YOUR OBJECTIVE:
Using the records below, give the number of lines where the string "icon" shows up. Add nothing to it.

DATA SUPPLIED:
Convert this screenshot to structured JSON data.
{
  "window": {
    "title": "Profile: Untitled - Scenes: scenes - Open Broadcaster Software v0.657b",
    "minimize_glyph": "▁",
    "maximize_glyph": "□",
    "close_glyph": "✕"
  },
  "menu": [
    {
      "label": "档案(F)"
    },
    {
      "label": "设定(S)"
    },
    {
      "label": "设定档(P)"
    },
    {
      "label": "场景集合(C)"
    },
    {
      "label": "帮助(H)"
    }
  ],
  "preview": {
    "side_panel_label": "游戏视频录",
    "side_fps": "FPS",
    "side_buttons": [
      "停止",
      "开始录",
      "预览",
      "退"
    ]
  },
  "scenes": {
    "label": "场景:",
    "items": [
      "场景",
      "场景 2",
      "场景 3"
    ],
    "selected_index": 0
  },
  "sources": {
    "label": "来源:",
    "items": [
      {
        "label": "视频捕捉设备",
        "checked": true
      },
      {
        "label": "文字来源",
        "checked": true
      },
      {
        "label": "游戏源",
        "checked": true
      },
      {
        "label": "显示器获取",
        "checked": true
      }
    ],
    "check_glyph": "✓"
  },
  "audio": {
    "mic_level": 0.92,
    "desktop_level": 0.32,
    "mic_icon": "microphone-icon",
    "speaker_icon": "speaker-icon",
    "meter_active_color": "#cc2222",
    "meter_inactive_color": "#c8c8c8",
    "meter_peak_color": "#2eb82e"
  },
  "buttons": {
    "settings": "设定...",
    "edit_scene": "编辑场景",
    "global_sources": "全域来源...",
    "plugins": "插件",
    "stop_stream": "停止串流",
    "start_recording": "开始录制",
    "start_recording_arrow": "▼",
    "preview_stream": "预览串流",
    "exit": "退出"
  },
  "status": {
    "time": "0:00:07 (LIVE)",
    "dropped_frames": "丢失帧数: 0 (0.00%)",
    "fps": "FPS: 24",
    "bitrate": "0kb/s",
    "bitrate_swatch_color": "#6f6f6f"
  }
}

RESULT:
2